Jason Bo Green said...

The Shadow Knows! Nice one Jeff!

(PS - Holy sh*t, did you know the Coens and Sam Raimi are doing a whole new Shadow movie?? It's true.)

(Can't wait! I dig The Shadow, cool concept.)

Anyhoo - to be honest, I do think that Dion could have done better on women, giving out more prominent positions. I wish he had, and I'm disappointed he didn't. True, MHF isn't available (yet), nor Anne McClellan, but come on! Still, 18 out of 38 is a good number.

Anon is right - his meaning of "a number" was perfectly clear, and is only being twisted around for "I'm party-whipped and I can't think for my own self" purposes.

Penny said...

I don't want to be dense, but I thought the job of a shadow cabinet minister was to be a critic of the Minister whose job he was shadowing.

Someone straighten me out, please.

Anonymous said...

"I don't want to be dense, but I thought the job of a shadow cabinet minister was to be a critic of the Minister whose job he was shadowing."

You are exactly right,each shadow cabinet minister has a portfolio the same as one of Harper's own cabinet ministers.It's the extra 20+ MP's Dion made critics.Its kind of like calling a garbage man a waste management consultant.It's a nice title but really irrelevant.

A BCer in Toronto said...

Chretien mocked them quite a bit for having so many critics...

I don't recall any mocking, although I wouldn't be surprised. But I do recall Preston appointing a large number of critics in 93, all of them focused on issue clusters rather than shadowing a specific ministry. It quickly proved unworkable, with the media not knowing whom to go to, and the MPs unable to become experts in the workings of a ministry in order to oppose it, so Manning reversed course and moved to align his critics with specific ministries.

While Dion's list is very large, I'm not sure it's totally the same thing. Nearly everyone is aligned along a specific ministry to criticize. Some of them have just been divided in two, that's hardly unique. It allows them to better specialize so as to better hold their minister to account on their respective issue responsibility. Also helps keep everyone happy.

I don't want to be dense, but I thought the job of a shadow cabinet minister was to be a critic of the Minister whose job he was shadowing.

Essentially, a shadow cabinet member and a critic are the same thing. The term shadow cabinet goes back to the early Westminster Parliamentary days. In essence, the Official Opposition is supposed to be the government in waiting, ready to take over government should it be called on to do so by the crown. The shadow cabinet would be the cabinet of that government in waiting. In practice, though, they follow the workings of their shadowed ministry and question them in question period.

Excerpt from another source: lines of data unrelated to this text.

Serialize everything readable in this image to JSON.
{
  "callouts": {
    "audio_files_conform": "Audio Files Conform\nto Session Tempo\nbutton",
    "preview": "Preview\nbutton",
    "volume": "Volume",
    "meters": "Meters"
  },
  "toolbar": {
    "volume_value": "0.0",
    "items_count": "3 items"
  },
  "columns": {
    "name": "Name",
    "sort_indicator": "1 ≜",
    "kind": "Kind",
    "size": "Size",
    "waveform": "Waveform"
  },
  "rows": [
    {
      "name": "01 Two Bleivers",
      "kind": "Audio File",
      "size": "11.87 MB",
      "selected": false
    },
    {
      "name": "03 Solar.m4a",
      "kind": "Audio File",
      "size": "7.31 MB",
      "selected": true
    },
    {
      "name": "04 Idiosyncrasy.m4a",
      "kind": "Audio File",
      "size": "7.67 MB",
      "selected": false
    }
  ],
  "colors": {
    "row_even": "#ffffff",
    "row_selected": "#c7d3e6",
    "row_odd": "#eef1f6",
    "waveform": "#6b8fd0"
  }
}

It's unlikely that a potential Dion cabinet would look anything like this shadow cabinet. For one thing, it won't be anywhere near as large.

Penny said...

Thanks guys. So perhaps the point of shadows and critics is that more people develop expertise, get to know each other and also so that the Dear Leader can find out who's good at what?

I don't suppose they get paid extra, though, the way the newly-enlarged CPC cabinet does?

Budd Campbell said...

I find it hard to believe that you think the appointment of Marlene Jennings as Justice Critic is some kind of step forward. Jennings is the woman who, along with PEI Liberal MP Shawn Murphy, was a major impediment to the workings of a parliamentary committee on the sponsorship scandal in the 2004 to 2006 parliament. Gee whiz, I wonder what they were trying to avoid dealing with?

Putting a low rent rendezvous partisan like Jennings into the Justice field is going to nauseate every conscientious lawyer in the country.

As for the risk Dion is running on this front, note that Harper has put Toews out to pasture and installed the much more moderate Nicholson into that portfolio.